Often, as you push your chair further to catch the last square foot of winter sun on the balcony, your eyes stray to the patch below. The small space is lit up by a single rose. A common red floribunda, the kind you would find virtually all over the country. It may not find a place of honour at the flower shows that dot our calendar this time of year. But holding court in its own little space, you’re suddenly struck by its beauty.
That’s what small spaces bring with them: the ability to hold up just one star which may otherwise be lost in a larger garden. For all of us who despair over the lack of space to convert into a garden, this is reason enough to celebrate our tiny balconies and handkerchief lawns.
Of course, less space means you cannot have an expansive baroque or a Zen garden. Instead, you need to be careful with the plants you pick. So, if you are visiting a nursery, spend a few minutes before you set off, taking stock of what you have and what you lack. As you only have a small area to work with, don’t give in to impulse buying.
You also need to be careful with your plan. Topiaries in pots are ‘in’ once again. These are woody plants that have been trained and trimmed to shape, sometimes fanciful but often, simply geometric. Plants such as wisteria, ficus and azalea lend themselves well to a topiary.
Although some enthusiasts don’t believe in sculpting their plants, topiaries add to the drama of a small space. Their long stems raise the attention a little higher and give you a focal point or simply, height. They can be used as a two-tiered garden, with the ground level of the tub planted with tumblers or very low herbs such as mint. Topiaries, of course, will not retain the shape for very long. Learning how to prune them once a month, or asking for professional help, may not be a bad idea. You can have a little of everything. If you love flowers, plan for something different each season. A couple of pots of chrysanthemum for November and December can give way to one rose in January and February, and so on, with something blooming through the year.
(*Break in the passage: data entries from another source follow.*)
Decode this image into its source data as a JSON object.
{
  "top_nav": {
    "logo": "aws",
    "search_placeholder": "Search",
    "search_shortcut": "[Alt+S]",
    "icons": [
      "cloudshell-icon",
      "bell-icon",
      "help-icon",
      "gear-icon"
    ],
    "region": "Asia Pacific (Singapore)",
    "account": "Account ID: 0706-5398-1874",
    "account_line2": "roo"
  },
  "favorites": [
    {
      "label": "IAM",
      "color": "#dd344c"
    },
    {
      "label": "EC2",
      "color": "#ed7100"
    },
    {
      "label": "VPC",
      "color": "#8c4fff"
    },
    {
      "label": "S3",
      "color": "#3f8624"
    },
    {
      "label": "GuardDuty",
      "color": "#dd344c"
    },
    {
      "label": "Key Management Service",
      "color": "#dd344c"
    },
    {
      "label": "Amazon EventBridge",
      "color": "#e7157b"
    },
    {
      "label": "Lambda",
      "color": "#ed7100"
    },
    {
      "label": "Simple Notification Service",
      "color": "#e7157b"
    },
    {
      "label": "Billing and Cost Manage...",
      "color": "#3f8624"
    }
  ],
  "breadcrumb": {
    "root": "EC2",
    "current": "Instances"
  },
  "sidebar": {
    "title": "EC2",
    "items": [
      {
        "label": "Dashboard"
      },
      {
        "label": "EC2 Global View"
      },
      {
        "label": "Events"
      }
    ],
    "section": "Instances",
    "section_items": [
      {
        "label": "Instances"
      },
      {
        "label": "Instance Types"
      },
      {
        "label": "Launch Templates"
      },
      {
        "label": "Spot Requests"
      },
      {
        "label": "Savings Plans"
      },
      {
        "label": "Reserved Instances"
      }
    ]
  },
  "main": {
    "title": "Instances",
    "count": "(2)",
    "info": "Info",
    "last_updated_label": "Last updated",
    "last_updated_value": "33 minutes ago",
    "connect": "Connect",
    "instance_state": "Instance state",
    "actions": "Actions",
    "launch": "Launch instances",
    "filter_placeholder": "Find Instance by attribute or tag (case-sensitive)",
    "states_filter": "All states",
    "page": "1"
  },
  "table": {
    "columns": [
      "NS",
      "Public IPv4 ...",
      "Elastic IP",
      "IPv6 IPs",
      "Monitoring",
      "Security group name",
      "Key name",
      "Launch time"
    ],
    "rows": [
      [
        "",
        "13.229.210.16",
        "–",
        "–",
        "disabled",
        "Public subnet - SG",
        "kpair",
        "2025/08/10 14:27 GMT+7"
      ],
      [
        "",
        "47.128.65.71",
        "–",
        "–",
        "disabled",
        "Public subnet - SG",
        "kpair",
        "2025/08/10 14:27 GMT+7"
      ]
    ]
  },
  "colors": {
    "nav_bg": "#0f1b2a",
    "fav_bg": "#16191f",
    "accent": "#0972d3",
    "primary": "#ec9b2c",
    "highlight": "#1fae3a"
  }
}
Planning is essential if you want to utilize space prudently. One free-flowing bougainvillea can give both height and fluidity and flowers at least twice a year. You don’t need to look at a shade card, but it helps to be a little careful with colours. Perfumed whites such as jasmine and gardenia in summers are an excellent idea.
Garden furniture now comes in compact and even collapsible designs that you can simply stash away when not in use. It should be light. Or, you could use a broad ledge. Permanent planters in small spaces can be built with a broad rim that can be used as seating. In a small garden, investing in the best material and just what you want can be a little expensive, but it pays off because everything is under such intense and constant scrutiny. Design-wise, it is advisable to go for simplicity.
(Benita Sen writes on gardening every alternate Thursday. Send your feedback to email@example.com)